[[ Data provided open ]]

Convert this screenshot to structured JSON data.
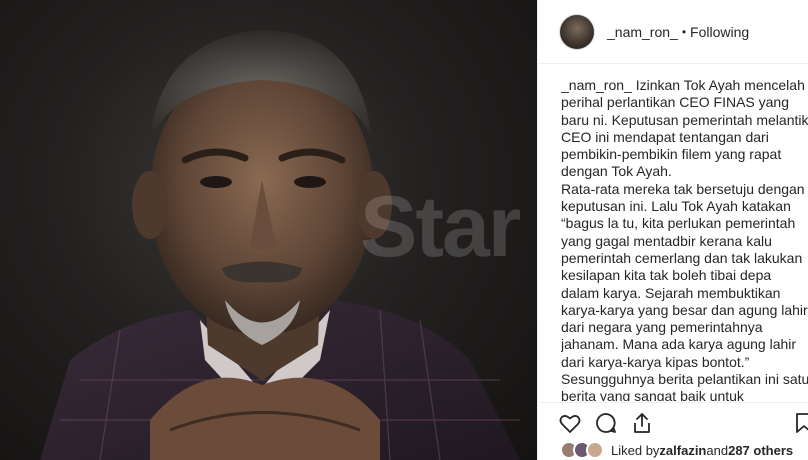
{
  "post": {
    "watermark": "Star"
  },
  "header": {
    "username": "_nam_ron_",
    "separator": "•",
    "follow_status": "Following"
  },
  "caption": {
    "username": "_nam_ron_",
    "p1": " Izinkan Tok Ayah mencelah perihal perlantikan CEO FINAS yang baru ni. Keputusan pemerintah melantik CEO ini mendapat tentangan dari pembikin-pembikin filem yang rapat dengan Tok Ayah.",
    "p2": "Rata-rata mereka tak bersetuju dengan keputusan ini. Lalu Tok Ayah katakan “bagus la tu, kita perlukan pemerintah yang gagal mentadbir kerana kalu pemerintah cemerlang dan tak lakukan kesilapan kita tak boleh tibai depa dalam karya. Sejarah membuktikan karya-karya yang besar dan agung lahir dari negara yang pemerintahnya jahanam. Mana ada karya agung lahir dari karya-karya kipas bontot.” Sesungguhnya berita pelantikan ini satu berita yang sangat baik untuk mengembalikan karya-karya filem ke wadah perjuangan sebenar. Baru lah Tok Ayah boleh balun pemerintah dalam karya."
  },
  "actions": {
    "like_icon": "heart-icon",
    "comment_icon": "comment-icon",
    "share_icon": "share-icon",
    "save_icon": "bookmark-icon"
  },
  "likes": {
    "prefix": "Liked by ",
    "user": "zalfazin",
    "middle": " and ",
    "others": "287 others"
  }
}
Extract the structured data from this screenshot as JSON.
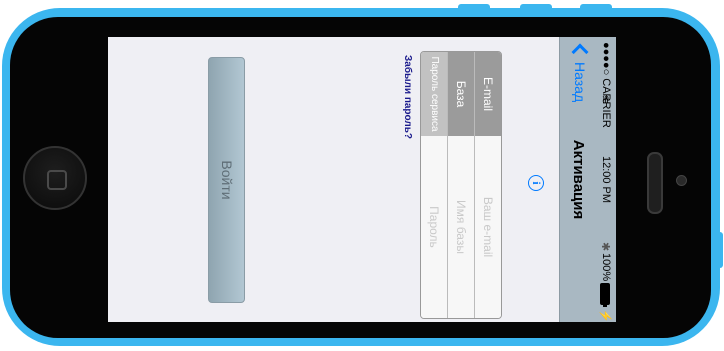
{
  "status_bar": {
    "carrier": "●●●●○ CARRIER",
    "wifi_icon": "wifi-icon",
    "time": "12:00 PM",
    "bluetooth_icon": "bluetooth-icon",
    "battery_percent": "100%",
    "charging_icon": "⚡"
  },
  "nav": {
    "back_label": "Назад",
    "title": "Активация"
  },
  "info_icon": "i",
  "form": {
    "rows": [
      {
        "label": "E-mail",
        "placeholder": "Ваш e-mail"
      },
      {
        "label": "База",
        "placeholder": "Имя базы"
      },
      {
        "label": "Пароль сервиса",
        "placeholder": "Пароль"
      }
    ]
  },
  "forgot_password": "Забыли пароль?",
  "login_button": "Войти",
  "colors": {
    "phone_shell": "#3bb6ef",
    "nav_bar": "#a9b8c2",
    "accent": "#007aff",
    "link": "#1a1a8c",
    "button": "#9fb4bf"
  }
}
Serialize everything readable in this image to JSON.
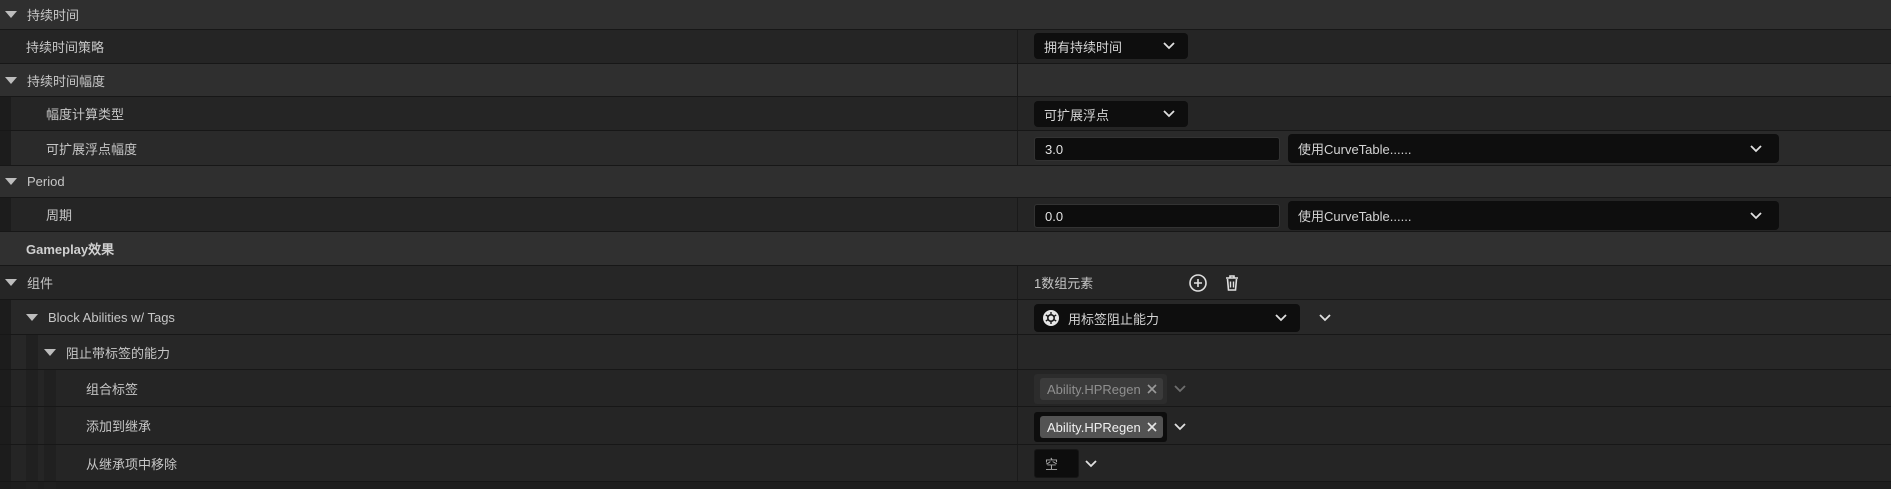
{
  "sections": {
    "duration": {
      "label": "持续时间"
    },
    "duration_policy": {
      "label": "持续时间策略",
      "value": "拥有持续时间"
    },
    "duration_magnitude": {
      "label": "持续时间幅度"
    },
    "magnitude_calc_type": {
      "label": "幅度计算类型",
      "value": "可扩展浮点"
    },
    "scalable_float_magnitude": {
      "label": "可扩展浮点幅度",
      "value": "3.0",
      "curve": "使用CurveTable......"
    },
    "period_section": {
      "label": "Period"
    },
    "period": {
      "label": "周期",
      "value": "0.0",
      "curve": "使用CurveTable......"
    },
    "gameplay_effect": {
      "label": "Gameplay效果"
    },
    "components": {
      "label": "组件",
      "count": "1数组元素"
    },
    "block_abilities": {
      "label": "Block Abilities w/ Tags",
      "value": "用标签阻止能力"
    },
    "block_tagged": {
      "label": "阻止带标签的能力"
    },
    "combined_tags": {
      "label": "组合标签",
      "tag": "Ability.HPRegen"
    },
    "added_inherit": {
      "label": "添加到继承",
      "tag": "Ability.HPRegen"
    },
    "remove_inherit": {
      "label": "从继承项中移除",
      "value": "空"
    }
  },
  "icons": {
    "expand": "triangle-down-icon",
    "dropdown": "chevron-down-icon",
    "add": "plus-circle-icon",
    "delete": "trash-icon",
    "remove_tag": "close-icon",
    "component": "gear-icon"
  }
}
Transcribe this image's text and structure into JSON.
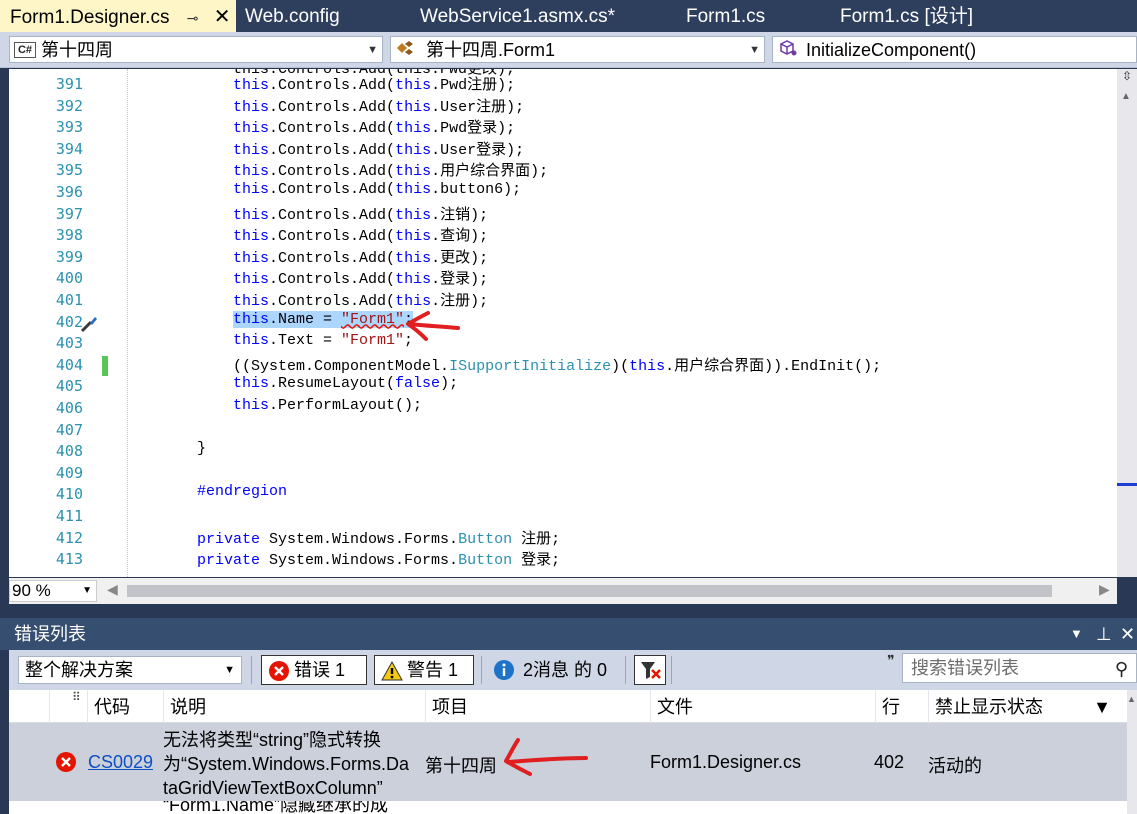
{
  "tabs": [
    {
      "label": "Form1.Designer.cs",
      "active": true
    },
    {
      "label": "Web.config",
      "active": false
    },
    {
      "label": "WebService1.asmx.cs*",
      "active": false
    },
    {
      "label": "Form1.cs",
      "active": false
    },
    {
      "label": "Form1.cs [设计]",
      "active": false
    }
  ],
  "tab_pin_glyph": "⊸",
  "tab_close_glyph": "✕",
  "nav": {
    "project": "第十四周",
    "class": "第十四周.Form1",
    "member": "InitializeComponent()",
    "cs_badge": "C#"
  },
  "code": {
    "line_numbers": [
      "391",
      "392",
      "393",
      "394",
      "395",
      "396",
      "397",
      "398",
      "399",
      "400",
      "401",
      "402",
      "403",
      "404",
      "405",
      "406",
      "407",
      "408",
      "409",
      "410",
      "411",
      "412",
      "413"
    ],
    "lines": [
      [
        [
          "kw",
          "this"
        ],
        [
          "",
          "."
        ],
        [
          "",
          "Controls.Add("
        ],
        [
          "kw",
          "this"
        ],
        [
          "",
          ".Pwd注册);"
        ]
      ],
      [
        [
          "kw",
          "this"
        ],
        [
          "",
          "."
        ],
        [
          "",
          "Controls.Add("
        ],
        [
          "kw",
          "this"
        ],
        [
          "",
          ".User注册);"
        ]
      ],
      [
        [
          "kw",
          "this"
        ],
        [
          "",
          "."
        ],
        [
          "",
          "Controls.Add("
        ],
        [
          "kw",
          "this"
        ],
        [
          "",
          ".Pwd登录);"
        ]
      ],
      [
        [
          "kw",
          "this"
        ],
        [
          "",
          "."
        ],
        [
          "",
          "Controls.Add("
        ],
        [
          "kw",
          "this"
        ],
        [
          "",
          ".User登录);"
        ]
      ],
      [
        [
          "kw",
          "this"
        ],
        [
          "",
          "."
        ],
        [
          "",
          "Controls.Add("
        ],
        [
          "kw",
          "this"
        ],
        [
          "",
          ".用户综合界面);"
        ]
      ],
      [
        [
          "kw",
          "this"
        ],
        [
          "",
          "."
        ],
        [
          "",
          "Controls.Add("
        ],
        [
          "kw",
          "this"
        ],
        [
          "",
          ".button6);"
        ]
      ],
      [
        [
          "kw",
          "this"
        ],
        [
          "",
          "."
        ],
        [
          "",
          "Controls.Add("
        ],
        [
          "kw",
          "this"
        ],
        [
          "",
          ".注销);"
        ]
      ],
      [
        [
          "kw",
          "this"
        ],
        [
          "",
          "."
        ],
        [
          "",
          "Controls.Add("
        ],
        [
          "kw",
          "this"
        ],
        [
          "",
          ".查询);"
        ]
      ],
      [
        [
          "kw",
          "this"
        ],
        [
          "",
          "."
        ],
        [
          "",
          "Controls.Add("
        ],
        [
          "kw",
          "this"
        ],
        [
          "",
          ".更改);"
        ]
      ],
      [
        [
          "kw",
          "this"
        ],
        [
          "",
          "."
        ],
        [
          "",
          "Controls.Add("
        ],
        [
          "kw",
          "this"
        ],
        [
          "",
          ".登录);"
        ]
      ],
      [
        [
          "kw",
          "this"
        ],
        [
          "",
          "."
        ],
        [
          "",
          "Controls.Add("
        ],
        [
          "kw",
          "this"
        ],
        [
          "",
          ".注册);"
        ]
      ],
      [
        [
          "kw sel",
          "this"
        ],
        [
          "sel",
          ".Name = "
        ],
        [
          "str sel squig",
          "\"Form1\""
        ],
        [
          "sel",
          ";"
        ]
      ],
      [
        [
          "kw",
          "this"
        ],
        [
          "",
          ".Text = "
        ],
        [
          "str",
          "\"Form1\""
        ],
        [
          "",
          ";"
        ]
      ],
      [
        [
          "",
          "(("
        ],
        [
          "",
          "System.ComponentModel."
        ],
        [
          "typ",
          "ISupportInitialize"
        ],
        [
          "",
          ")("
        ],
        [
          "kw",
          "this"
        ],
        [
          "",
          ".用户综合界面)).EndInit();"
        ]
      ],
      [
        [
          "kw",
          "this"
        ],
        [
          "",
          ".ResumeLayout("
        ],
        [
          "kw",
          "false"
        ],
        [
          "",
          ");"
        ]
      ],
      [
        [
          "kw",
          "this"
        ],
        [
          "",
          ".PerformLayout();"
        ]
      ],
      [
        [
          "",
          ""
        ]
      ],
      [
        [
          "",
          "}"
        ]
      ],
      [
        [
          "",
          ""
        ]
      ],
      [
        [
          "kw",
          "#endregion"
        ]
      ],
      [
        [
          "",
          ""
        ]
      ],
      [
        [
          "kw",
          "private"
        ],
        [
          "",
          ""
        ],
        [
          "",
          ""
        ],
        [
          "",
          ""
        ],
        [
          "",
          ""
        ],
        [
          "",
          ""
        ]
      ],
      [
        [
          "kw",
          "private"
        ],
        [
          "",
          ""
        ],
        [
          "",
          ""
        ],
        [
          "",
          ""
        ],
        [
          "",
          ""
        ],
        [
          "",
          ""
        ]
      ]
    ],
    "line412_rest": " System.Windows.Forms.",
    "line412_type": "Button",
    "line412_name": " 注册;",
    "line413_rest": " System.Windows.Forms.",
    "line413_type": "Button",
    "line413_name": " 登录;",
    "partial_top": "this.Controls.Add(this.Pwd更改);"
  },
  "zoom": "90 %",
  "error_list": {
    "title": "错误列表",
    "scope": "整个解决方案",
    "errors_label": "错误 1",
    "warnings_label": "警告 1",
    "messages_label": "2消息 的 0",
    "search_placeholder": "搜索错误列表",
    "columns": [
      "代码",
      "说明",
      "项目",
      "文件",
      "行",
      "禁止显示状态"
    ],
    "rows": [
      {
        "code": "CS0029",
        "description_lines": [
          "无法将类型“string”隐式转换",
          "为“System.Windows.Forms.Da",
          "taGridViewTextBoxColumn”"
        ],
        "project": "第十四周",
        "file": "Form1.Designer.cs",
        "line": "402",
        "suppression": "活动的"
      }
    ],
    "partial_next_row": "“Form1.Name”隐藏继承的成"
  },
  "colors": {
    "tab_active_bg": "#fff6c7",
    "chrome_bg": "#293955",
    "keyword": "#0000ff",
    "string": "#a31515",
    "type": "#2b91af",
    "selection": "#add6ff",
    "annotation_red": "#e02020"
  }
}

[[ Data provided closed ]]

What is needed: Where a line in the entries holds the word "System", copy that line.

Result for this task:
          "System.ComponentModel."
    "line412_rest": " System.Windows.Forms.",
    "line413_rest": " System.Windows.Forms.",
          "为“System.Windows.Forms.Da",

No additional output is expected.